1. This site uses cookies. By continuing to use this site, you are agreeing to our use of cookies. Learn More.
  2. Hi Guest, welcome to the TES Community!

    Connect with like-minded professionals and have your say on the issues that matter to you.

    Don't forget to look at the how to guide.

    Dismiss Notice
  3. The Teacher Q&A will be closing soon.

    If you have any information that you would like to keep or refer to in the future please can you copy and paste the information to a format suitable for you to save or take screen shots of the questions and responses you are interested in.

    Don’t forget you can still use the rest of the forums on theTes Community to post questions and get the advice, help and support you require from your peers for all your teaching needs.

    Dismiss Notice


Discussion in 'Teaching overseas' started by lovely.lady, Dec 5, 2011.

  1. lovely.lady

    lovely.lady Occasional commenter

    A school to trust in Singapore or would it be a tangled mess to apply? Website looks professional and informative and they are advertising so, what do others think or know about the establishment?
  2. Staffo

    Staffo New commenter

    I've heard plenty of good things about it, and have been impressed with the teachers I've met from there. From everything I know about it, I'd certainly be happy to work there.
  3. -shopaholic-

    -shopaholic- New commenter

    Does anyone know whether the package offered by this school includes accommodation?
  4. It's one of the best international schools in the world.
  5. It is absolutely reputable but, like many schools of its ilk, a very demanding working environment.
  6. Pretty sure that they have accommodation - def in the first year.
  7. -shopaholic-

    -shopaholic- New commenter

    Thank you. And what do you mean by demanding? More so than in the UK?
  8. mmgirish

    mmgirish New commenter

    Why do you think that kemevez?
  9. karel

    karel Occasional commenter

    What are the characteristics of a good or great International School anyway? Is is about having a rigourous curriculum and high academic standards with good performance in exams? But this can be said about many schools that are not international. What about the 'International' part then? How important is that part in making it a 'good' international school and what does that part involve anyway? So, when some class an International school as being great and others don't, they are probably measuring against different criteria.
  10. Panjang

    Panjang New commenter

    I understand Tanglin is a very good school but it's not really an international school. It doesn't even claim to be one, although it does say something about having an international perspective on its webpage. It's a British school offering the National Curriculum to serve the needs of British families in Singapore. It now offers the IB as well as A Levels so in that sense it's becoming a little more international but it's essentially a British school.

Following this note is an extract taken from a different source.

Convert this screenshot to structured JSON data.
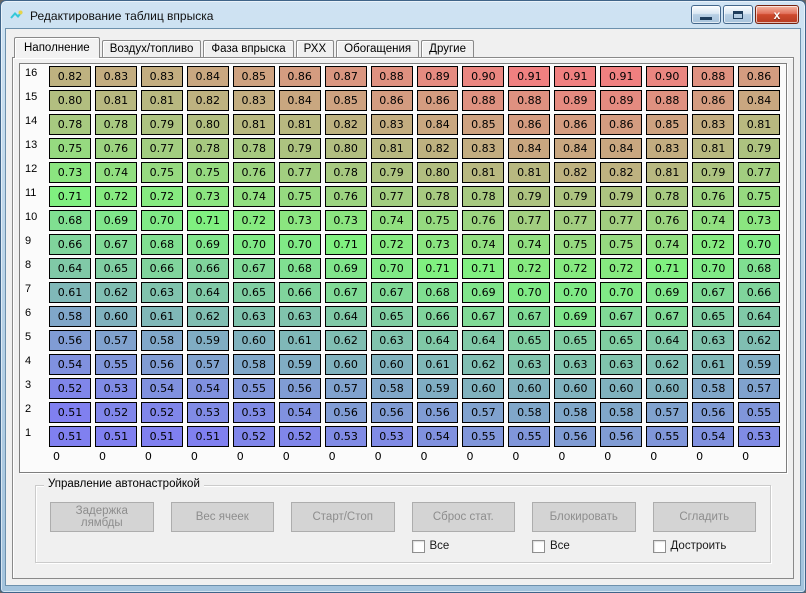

    My take is that for a school to be international it should first and foremost aim to serve the International Community and not give preference to a certain nationality. Agree with Karel that we all have different criteria as to what makes a good school but I think as teachers we'd all agree that the way the school treats its staff is one of the main criteria when advising prospective teachers. TTS has a reputation of having high expectations of its staff. I know several teachers there and they all say that they're worked very hard. Lots of meetings, paperwork etc. However the salary and package is on a par with the other top foreign system schools in Singapore so if you prefer to stick with the British system but want a good standard of living, it's a good deal.

Share This Page